In short, the Goblin Serum that presumably killed him, kept him alive and while he was being taken to the morgue, good ol’ Norman shows up, pays off some people so he can get possession of Harry’s body, and then employs the master of special effects Mysterio to find a substitute body for funerals, the casket, etc. Norman proceeds to send Harry to Europe where he’s instructed to “lay low” and clean up his act for a few years, before allowing him back into the U.S. and living in Peter/Spider-Man’s world again.
It’s not the most groundbreaking explanation, but what it lacks in elegance, it makes up for it sound logic and reasoning. Namely, Marvel did a similar resurrection angle with Norman a few years earlier after he was presumed dead at the end of ASM #122. While Norman’s return was even more shocking at the time – especially when it was revealed that he was the mastermind of the “Clone Saga” and later that he had hired a body double for Aunt May and faked her death in ASM #400 (speaking of terrible retcons) – by the time ASM was in “Brand New Day” mode, I don’t think anyone was too upset about Norman’s presence in our comics. Having Norman hide Harry in Europe all those years was lockstep in how the Osborn-family patriarch had been characterized (as a Lex Luthor-esque master manipulator and power broker) and bringing in Mysterio and his unique (and underrated) skillset was icing on the cake. So, thus far, no arguments from me.
Adding to the quality of this story is the fact that Slott goes a long way demonstrating just how much Harry had matured and grown up. Harry still has an understandably tense relationship with Liz and Normie due to that whole faking his death thingee, but he also goes out of his way to prove to them that he has their best interests in mind, which is consistent with how the character was redeemed in Spectacular #200. We discover that Harry goes to Liz and Normie so he can administer a cure he concocted for Mark Raxton, aka, the Molten Man. Things got out of hand when Raxton sees Harry, but after Spider-Man shows he’s not afraid to fight the good fight in New Jersey, the Molten Man gets his cure.
If Marvel had just brought Harry back to become the Green Goblin once again, ignoring all of JMD’s careful detail and characterization, it would have been a slap to the face to one of the great stories of the modern era.
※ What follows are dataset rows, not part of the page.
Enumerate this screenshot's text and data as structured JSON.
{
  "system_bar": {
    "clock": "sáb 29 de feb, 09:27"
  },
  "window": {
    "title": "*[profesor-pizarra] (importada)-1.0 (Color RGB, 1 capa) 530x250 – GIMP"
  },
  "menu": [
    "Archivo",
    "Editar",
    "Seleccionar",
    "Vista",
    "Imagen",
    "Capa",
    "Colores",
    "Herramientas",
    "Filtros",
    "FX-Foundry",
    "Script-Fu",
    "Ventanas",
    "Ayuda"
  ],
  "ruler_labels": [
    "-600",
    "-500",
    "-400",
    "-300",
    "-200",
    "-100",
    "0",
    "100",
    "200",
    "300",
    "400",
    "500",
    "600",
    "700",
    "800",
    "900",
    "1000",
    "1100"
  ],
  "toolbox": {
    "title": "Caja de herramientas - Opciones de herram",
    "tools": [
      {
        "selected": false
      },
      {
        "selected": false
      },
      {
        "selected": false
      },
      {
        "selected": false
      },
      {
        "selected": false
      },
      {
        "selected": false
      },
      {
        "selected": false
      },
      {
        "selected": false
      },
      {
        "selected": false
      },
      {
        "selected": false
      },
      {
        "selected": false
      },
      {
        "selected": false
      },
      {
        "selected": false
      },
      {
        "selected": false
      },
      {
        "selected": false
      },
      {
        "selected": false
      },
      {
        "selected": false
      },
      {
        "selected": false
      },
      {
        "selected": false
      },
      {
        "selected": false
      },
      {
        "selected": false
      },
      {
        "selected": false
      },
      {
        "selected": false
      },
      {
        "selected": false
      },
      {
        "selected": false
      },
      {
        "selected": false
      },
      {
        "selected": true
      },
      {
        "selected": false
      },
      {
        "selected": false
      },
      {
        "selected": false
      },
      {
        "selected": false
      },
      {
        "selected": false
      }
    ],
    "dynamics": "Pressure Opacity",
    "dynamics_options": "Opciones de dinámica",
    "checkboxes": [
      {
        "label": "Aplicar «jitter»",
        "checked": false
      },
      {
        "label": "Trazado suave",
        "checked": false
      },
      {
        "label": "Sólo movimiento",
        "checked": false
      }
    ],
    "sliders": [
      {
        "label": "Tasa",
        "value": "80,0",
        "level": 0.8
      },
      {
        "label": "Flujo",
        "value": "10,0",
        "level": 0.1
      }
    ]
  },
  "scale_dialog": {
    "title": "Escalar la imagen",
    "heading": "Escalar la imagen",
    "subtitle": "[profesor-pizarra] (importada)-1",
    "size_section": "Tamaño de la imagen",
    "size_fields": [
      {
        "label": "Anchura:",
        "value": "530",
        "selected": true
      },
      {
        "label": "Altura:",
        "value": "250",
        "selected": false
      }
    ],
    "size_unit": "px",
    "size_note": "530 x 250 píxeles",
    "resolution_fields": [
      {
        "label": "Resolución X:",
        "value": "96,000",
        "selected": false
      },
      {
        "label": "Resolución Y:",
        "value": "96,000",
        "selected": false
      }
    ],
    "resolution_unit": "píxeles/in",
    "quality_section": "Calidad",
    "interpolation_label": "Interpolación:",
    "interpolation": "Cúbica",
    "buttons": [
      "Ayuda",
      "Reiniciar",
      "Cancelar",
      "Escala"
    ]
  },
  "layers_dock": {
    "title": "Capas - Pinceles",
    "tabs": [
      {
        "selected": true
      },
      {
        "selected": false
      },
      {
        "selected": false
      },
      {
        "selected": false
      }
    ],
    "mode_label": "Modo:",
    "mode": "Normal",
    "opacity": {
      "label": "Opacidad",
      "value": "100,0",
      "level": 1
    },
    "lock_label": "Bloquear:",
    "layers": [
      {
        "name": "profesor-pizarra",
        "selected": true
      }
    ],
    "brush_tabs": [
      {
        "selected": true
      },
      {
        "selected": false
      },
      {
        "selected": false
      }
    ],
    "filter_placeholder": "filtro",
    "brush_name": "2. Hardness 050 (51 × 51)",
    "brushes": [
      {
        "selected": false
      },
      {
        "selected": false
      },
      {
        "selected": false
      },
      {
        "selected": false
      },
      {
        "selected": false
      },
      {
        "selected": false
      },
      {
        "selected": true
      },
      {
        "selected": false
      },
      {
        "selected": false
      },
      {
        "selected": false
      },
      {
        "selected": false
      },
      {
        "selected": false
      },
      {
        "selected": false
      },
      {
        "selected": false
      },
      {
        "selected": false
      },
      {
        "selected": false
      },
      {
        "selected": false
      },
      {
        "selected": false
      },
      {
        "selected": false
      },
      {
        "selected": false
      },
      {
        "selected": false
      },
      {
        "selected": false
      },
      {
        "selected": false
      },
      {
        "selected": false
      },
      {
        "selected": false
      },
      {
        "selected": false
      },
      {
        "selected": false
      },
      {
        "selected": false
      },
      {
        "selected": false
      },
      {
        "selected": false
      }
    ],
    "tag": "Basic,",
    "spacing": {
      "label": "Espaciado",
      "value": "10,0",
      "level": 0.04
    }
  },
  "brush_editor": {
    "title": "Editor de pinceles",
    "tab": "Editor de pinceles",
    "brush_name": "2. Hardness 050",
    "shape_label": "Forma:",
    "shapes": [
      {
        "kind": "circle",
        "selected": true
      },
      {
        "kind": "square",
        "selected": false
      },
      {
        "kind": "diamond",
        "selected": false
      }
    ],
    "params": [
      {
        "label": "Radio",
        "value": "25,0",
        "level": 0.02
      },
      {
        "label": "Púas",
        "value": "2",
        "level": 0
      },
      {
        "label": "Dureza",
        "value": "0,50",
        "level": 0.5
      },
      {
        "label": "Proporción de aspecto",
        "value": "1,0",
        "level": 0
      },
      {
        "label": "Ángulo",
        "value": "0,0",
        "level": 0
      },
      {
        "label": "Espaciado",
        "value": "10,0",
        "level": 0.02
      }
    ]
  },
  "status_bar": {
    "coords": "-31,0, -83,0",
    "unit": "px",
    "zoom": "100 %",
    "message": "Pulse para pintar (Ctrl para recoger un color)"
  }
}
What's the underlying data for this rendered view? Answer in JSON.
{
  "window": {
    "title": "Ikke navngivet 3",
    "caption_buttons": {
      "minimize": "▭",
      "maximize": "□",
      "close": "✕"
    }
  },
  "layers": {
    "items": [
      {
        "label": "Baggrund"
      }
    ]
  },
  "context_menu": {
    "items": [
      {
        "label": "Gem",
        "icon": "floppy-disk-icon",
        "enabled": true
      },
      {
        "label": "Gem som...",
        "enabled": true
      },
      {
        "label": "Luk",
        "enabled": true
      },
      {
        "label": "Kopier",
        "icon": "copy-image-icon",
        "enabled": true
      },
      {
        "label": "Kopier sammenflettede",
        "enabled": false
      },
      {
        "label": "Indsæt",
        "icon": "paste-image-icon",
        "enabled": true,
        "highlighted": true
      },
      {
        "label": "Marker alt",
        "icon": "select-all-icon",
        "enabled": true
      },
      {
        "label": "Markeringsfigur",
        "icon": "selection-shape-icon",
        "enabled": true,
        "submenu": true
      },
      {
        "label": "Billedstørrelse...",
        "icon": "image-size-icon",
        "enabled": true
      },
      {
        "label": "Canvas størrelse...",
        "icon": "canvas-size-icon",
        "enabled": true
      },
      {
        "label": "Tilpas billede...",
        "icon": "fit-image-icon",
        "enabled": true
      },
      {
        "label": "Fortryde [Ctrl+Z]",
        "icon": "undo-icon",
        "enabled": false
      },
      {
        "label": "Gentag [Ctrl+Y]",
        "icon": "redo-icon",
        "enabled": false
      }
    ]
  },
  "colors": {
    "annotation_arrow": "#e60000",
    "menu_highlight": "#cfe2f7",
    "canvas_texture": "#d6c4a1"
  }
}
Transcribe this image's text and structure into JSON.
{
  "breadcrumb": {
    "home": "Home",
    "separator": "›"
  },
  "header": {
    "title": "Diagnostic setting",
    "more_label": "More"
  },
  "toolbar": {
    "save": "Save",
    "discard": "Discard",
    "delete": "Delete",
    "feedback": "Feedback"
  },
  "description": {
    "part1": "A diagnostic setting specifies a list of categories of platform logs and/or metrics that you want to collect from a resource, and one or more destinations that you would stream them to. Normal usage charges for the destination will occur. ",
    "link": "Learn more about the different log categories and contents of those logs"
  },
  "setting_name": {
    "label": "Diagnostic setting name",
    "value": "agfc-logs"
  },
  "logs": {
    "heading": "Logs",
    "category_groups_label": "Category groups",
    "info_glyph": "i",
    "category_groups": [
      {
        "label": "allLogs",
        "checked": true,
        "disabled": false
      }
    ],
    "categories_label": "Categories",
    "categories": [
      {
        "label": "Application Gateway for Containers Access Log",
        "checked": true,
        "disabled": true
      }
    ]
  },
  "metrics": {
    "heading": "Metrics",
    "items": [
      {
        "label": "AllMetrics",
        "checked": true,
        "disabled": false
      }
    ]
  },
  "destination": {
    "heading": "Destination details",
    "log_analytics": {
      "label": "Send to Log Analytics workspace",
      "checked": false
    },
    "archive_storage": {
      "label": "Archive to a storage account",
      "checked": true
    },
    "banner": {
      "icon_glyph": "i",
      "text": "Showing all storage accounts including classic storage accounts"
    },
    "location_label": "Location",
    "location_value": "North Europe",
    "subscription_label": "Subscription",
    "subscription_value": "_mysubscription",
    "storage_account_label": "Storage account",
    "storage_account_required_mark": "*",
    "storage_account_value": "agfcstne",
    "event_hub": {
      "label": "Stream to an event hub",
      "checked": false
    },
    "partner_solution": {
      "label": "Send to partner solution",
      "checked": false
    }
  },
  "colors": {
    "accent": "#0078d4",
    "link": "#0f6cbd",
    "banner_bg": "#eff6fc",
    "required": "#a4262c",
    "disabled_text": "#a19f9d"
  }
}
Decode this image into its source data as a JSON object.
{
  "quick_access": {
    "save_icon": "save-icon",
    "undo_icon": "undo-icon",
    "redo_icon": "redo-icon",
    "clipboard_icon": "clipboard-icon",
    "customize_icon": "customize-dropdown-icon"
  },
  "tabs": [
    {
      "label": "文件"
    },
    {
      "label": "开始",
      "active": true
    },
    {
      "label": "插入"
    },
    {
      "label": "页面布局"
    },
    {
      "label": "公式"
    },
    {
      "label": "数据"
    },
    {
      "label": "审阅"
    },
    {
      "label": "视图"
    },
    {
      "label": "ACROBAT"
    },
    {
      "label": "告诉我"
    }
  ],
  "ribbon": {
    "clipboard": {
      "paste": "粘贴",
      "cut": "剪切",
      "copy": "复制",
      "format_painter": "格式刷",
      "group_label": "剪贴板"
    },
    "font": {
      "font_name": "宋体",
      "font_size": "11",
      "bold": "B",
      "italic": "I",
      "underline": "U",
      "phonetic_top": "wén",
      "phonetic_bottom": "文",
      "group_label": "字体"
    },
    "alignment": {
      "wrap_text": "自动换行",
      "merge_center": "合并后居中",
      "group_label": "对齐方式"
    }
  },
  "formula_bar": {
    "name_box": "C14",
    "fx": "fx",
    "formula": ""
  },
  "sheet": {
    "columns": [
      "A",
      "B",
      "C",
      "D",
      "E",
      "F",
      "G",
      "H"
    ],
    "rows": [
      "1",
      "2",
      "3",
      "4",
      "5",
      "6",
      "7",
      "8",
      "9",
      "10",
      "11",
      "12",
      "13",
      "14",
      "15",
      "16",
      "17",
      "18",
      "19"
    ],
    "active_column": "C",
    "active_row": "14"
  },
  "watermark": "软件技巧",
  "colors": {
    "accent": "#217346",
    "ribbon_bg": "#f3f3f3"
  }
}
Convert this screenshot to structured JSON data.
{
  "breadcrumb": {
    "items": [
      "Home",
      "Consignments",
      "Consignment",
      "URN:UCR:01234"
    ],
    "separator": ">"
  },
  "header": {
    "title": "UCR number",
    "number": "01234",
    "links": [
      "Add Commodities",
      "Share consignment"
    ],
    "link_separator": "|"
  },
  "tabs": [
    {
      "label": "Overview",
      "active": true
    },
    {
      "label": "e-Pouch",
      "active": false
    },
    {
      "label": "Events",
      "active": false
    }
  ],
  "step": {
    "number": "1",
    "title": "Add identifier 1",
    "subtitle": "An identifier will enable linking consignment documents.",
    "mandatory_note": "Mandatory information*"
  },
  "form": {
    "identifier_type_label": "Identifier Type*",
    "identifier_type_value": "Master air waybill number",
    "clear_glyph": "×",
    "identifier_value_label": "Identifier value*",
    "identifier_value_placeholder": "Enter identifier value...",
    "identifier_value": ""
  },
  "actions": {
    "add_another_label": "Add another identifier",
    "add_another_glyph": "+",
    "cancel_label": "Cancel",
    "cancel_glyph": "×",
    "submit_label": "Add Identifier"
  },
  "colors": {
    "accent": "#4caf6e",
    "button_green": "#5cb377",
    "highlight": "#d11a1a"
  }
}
Instead, ASM #581-582 reads like it evolved organically from those older stories.
Harry’s growth is also not lost on Liz, who tells her ex that the “scales are balanced.” Liz also gets to verbalize the understatement of the century when she tells a carping Normie (who, for what it’s worth to all you current Green Goblin mystery followers, demonstrates a seething hatred for all things Spider-Man) that “nobody” in this world is “normal.”
As time went on, Harry further removed himself from the public eye and the drama of being around Peter and Spider-man, so it would appear that this retcon was effectively used as a way to further redeem the character and bring some closure to his life. Of course, nothing in comics is final, so all bets are off if Slott has another surprise reveal up his sleeve as we move further into “Goblin Nation.”
All images from Amazing Spider-Man #581-582: Dan Slott, Mike McKone, Andy Lanning & Jeromy Cox
Super Blog Team-Up Roll Call:
Silver Age Sensations: The Red, White and Blue Avenger!
Flodo’s Page: Green Lantern Secret Origins – Revision or Retcon
Longbox Graveyard: Retcon – Roy Thomas and Earth-2
Between the Pages: Good Cowboys Always Shoot First
Bronze Age Babies: Was the Vision Really Carrying a Torch?
Superior Spider-Talk: Peter Parker – Child of Radioactivity or Mysticism?
Superhero Satellite: Retcon – Crisis on Continuity Earths
Fantastiverse: Age of Retcon Bucky 4.0 – The Winter Solider